::: Given entries
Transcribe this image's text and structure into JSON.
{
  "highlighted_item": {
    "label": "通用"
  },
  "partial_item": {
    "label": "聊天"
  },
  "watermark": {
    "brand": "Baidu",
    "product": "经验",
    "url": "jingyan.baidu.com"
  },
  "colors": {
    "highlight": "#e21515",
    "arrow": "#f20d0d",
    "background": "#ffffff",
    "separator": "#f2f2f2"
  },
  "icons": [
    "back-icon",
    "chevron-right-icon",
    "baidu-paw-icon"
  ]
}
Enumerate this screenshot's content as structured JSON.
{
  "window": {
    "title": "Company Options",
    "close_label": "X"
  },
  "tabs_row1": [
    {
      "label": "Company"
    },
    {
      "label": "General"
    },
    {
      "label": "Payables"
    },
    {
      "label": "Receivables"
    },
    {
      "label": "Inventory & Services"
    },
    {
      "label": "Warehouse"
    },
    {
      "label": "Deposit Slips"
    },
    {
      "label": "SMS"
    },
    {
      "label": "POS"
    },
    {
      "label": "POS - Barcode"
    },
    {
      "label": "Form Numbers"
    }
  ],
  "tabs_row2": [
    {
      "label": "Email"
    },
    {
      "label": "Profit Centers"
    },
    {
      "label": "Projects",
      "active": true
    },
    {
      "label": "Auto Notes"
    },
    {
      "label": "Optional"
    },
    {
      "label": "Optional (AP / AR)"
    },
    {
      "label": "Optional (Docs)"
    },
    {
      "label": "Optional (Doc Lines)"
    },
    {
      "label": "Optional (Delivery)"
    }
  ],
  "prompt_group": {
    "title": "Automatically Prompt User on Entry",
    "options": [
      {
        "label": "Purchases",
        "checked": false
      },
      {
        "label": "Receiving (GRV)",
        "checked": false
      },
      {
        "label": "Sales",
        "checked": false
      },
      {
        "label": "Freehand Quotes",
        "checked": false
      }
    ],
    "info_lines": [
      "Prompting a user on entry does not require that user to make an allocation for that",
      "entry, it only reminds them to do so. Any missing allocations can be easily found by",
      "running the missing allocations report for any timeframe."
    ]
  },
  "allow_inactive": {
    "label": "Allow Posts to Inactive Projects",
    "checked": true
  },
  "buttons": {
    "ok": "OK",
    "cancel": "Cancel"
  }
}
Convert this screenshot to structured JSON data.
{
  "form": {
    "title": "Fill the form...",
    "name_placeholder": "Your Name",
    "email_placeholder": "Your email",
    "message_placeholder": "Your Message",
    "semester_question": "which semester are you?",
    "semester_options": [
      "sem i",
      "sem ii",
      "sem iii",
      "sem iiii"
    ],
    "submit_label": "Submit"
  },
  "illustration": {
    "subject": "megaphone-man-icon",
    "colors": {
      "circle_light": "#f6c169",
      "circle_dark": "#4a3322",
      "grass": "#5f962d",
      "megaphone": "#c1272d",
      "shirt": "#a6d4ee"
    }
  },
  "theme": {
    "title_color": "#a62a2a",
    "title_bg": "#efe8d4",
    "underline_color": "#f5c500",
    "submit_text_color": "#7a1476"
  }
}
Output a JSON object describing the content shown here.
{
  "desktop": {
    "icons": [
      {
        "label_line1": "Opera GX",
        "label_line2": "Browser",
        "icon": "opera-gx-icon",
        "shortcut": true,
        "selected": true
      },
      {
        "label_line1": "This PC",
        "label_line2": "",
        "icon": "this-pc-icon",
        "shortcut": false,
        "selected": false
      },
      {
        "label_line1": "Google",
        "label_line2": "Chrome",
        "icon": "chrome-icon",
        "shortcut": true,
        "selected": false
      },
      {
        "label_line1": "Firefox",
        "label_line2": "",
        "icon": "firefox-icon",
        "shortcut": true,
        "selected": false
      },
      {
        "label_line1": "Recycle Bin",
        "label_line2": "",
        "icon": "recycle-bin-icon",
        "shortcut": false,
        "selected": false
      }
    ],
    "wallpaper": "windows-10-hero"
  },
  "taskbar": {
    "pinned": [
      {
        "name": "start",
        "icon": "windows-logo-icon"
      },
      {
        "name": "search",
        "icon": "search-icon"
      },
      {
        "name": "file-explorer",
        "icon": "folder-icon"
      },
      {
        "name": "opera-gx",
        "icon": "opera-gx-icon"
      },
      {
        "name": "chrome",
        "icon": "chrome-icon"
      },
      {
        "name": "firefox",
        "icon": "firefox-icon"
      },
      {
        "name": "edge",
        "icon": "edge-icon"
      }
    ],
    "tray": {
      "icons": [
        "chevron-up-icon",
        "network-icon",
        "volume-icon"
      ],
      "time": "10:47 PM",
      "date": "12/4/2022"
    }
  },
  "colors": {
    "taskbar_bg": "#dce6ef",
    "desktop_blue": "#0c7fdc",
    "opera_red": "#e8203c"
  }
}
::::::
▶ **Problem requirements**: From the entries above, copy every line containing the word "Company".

▶ **Your response**:
    "title": "Company Options",
      "label": "Company"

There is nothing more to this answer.